No one owned the lands, until they were claimed by England’s King Charles II, who granted them to the Lords Proprietors, who, in turn, granted them to others. What is now our campus was beyond the limits of Charles Towne, which was moved from its original location at Albermarle Point, west of the Ashley River, to the peninsula in 1680. Our land, granted first to Henry Hughes in the 1670s, passed to John Coming. In 1698, a part of that parcel, containing the core of the campus, was conveyed by Coming’s widow, Affra Harleston Coming, to the Pinckney family. (The names of Coming St., which runs through campus, and Harleston Village, just west of it, reflect this early history.) In 1724, a Pinckney heir sold some of this land to the Commissioners of the Free School, making public education the land’s now fulfilled destiny.

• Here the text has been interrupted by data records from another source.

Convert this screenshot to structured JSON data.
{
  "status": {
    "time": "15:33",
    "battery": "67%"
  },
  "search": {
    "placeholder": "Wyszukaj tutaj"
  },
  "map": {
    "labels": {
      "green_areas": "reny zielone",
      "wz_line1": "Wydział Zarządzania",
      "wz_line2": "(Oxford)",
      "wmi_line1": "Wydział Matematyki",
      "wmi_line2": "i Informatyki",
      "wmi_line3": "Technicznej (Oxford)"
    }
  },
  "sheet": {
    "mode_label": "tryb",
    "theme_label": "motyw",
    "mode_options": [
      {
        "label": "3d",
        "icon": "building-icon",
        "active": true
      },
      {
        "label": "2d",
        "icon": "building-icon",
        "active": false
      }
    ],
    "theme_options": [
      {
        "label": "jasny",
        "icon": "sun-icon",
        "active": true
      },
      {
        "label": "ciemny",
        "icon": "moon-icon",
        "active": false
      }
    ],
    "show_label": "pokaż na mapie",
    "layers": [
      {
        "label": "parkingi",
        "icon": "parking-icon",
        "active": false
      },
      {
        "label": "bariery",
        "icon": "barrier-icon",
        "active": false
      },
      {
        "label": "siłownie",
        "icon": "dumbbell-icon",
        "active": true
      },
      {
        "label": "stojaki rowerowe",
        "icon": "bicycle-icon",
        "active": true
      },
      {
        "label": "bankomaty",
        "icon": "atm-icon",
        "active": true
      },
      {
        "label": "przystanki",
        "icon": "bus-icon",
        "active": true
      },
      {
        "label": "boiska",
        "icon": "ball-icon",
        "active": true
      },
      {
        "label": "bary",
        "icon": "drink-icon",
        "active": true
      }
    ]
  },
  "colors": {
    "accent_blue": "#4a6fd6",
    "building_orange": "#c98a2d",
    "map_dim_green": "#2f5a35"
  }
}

The large tract of land bounded to the north on a marsh (now Calhoun St.between St. Philip and Coming streets, an area that still floods occasionally) and southerly (south of present-day George St.) on a tract donated by Affra Harleston Coming to St. Philip’s Church. (This gave rise to other street names in the neighborhood – St. Philip and Glebe – the latter word meaning property of a church.) Some of the first structures on the land in the Colonial era were wooden barracks, soon replaced by two brick barracks. The barracks were used in the American Revolution by the Second SC Regiment under William Moultrie. Plats indicate that those buildings were in the approximate area of what is now Cistern Yard.

The College’s first president Bishop Robert Smith, who lived nearby, was not just a clergyman, but a plantation owner whose wealth came from enslaved people who worked his land. (Almost all early endowments came from similar sources: Benjamin Smith, the first contributor to the College, no relation to Robert Smith, was a wealthy slave and plantation owner, as well, and Miles Brewton, another donor, was a slave trader.) President Smith, who would own more than 200 human beings at his death in 1801, was in the position to advance the struggling College funds to repair the barracks classrooms records also reveal that people he enslaved worked on related projects, for which he billed the institution. To pay off those debts after his death, the College trustees, mostly wealthy slave owners themselves, cut Green Street (now Green Way, converted to a pedestrian mall in the 1970s) through its lands, attempting to rent lots along it. The College’s land was now quartered into four approximately equal squares or blocks, the extreme outer limits being Boundary (now Calhoun), St. Philip, George and Coming streets, with College Street running north/south through the parcel, and Green Street running east/west through it. In 1817, the College was forced to sell most of its land to satisfy the debt, restricting its precincts to the southeast square of land bounded by George, College, Green and St. Philip streets.

On these lands, fringing the compact campus, rose houses, large and small, of men and women white and black, free and enslaved, many of whom could not legally attend the school whose student body consisted mostly of the white slave-owning elite. (There were religious, educational civic buildings and graveyards in the neighborhood, too.) As the College grew and eventually became state supported in the 20th century, it began to acquire more of the surrounding property. Many buildings were torn down, some were saved, and others relocated. After all these changes, the College of Charleston now includes the approximate parcel it possessed at its founding, and more: the campus now extends north of Calhoun Street, east of St. Philip Street, across Coming Street and as far south as Wentworth Street. There are other non-contiguous College lands on the peninsula and others across both the Ashley and Cooper Rivers.

Within the over 30 acres of the downtown campus are innumerable stories to discover.


Watch the video: A Short History of Wandering Wando (May 2022).